Thursday, January 28th
90 Orchard St
7 – 11 pm
GP: Can you introduce yourself? I’m an illustrator for magazines, newspapers and advertising. Sometimes I make murals as well.
GP: I hear you have a studio here at the Pencil Factory. What is your history with the space and what is a typical day in the studio like for you? I’ve been here off and on for about seven years. It’s this big building with a bunch of other creative people working in various studios. Sort of feels like school, in a good way! Sometimes if I’m working on a project, it’s really nice to lean over and get an opinion of one of my studio mates. I come in around 10am and leave around dinnertime. I try to get my commissioned work out of the way so I have some time to work on personal projects. I try to work during daylight hours but of course if I have a deadline, this gets shifted around a little.
GP: How did the idea for this exhibition come along? How did you and Mike meet? Mike and I met at the ADC Young Guns awards party. We were both getting an award, and just started talking. The idea for the project came about when we were both talking about how we wished we could draw nudes again but maybe approach it from a different perspective. In art school, drawing the nude was really academic and I wanted to find a fresh, spontaneous way to work. Drawing from normal, non-professional people really changes how you approach drawing. There is a certain amount of awkwardness and honesty that I hope to capture.
GP: Have you worked with any of tonight’s artists before? I’ve worked with a couple of them before. Edward Ubiera and I did a mural project together last summer. Also I’ve done a few projects with Julia Rothman. This Brooklyn art world is pretty small actually.
GP: What other kinds of shows do you plan on putting
together in the future? No immediate plans just yet. Though this is the 5th year of doing nudes and definitely planning on keeping this project going until we’re both very old. It’s been really interesting seeing how the project and work has evolved through the years.
GP: With these drawing sessions, what is the procedure like in order to get people the most comfortable? We try to keep it as professional as possible. There is a changing area and we usually set up a bunch of props and lights that the models can interact with. Usually we try to chat a little bit with each model to see what kind of poses they want to do or what will make them feel more comfortable. I think one person this year drank half a can of beer, which seemed like it helped!

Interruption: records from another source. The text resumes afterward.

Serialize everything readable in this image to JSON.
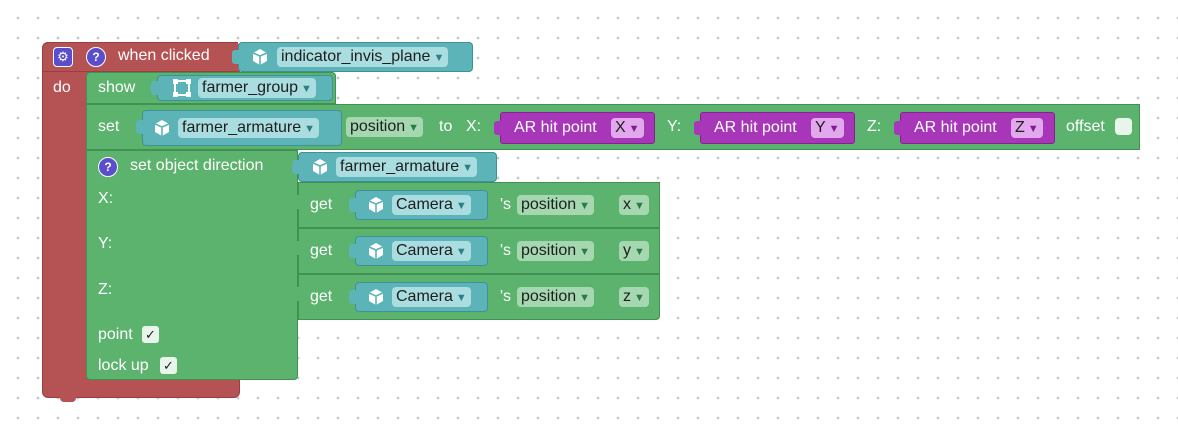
{
  "event_block": {
    "settings_icon": "gear-icon",
    "help_icon": "question-icon",
    "label": "when clicked",
    "object": "indicator_invis_plane",
    "do_label": "do"
  },
  "show_block": {
    "label": "show",
    "object": "farmer_group"
  },
  "set_block": {
    "label": "set",
    "object": "farmer_armature",
    "property": "position",
    "to_label": "to",
    "x_label": "X:",
    "y_label": "Y:",
    "z_label": "Z:",
    "ar_hit_label": "AR hit point",
    "ar_x": "X",
    "ar_y": "Y",
    "ar_z": "Z",
    "offset_label": "offset"
  },
  "direction_block": {
    "help_icon": "question-icon",
    "label": "set object direction",
    "object": "farmer_armature",
    "x_label": "X:",
    "y_label": "Y:",
    "z_label": "Z:",
    "point_label": "point",
    "lockup_label": "lock up",
    "point_checked": "✓",
    "lockup_checked": "✓"
  },
  "get_blocks": [
    {
      "get": "get",
      "object": "Camera",
      "sep": "'s",
      "prop": "position",
      "axis": "x"
    },
    {
      "get": "get",
      "object": "Camera",
      "sep": "'s",
      "prop": "position",
      "axis": "y"
    },
    {
      "get": "get",
      "object": "Camera",
      "sep": "'s",
      "prop": "position",
      "axis": "z"
    }
  ],
  "dropdown_caret": "▼"
}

GP: What are you looking forward to the most with this exhibition? I’m really looking forward to meeting some of the models. It’s been fascinating hearing the stories from people that have modeled for us. We’ve gotten people who’ve wanted to pose in order to get over a phobia of being naked in public, women who are about to have a baby, my studio mate who wants to embarrass me, etc. It’s always been sort of a crazy experience.
In the fast-paced shell game of who is making money off of Greenpoint’s real estate scene, carpenters are getting no love these days. The Brooklyn Woodworkers Co-op–a Greenpoint carpenter collective– who has been sawing, slicing and molding wood for the last 30 years inside the Pencil Factory is now on the chopping block after being presented with, you guessed it, an insane rent increase.
Philippe Prelati, owner of Atelier Prelati who makes custom doors and member of the Brooklyn Woodworker’s Co-op, says the landlord is jacking up the rent from $20,000 to $55,000 a month—practically 3x’s what they are paying these days.